- [Work request]
Pick out the lines below with "LockDown" and list them.

- [Page and application data records]
....
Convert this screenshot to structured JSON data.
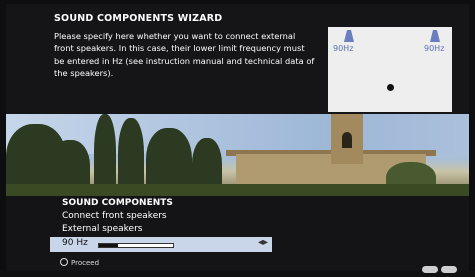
{
  "wizard": {
    "title": "SOUND COMPONENTS WIZARD",
    "text": "Please specify here whether you want to connect external front speakers. In this case, their lower limit frequency must be entered in Hz (see instruction manual and technical data of the speakers).",
    "diagram": {
      "left_label": "90Hz",
      "right_label": "90Hz"
    }
  },
  "menu": {
    "title": "SOUND COMPONENTS",
    "items": [
      "Connect front speakers",
      "External speakers"
    ],
    "slider": {
      "value_label": "90 Hz",
      "level": 0.25
    },
    "proceed_label": "Proceed"
  },
  "icons": [
    "speaker-icon",
    "listener-dot-icon",
    "arrows-icon",
    "radio-dot-icon",
    "nav-pill-icon"
  ]
}
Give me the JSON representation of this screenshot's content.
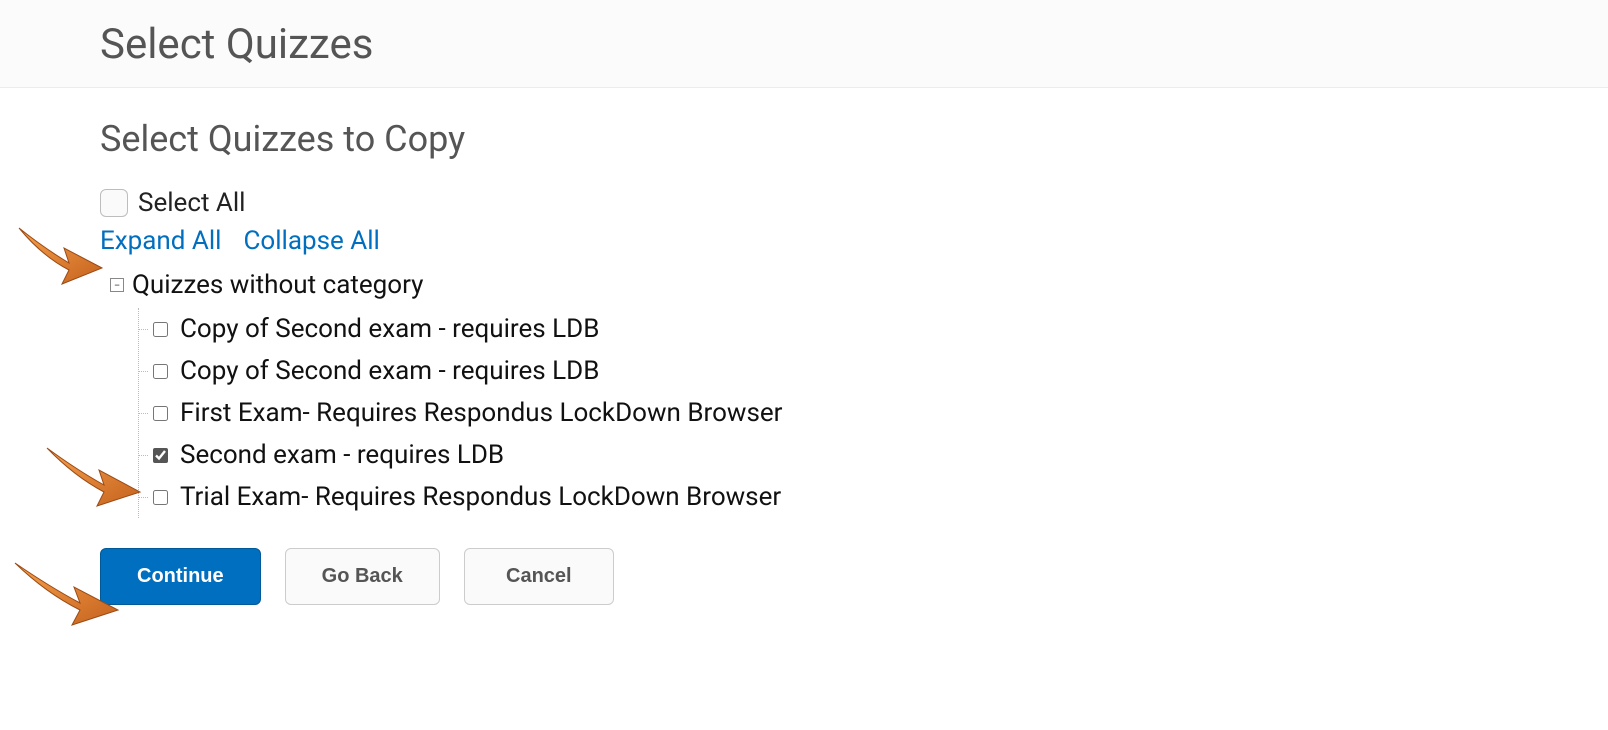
{
  "page_title": "Select Quizzes",
  "subtitle": "Select Quizzes to Copy",
  "select_all_label": "Select All",
  "expand_all_label": "Expand All",
  "collapse_all_label": "Collapse All",
  "category_label": "Quizzes without category",
  "quizzes": [
    {
      "label": "Copy of Second exam - requires LDB",
      "checked": false
    },
    {
      "label": "Copy of Second exam - requires LDB",
      "checked": false
    },
    {
      "label": "First Exam- Requires Respondus LockDown Browser",
      "checked": false
    },
    {
      "label": "Second exam - requires LDB",
      "checked": true
    },
    {
      "label": "Trial Exam- Requires Respondus LockDown Browser",
      "checked": false
    }
  ],
  "buttons": {
    "continue": "Continue",
    "go_back": "Go Back",
    "cancel": "Cancel"
  }
}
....
- [Output]
      "label": "First Exam- Requires Respondus LockDown Browser",
      "label": "Trial Exam- Requires Respondus LockDown Browser",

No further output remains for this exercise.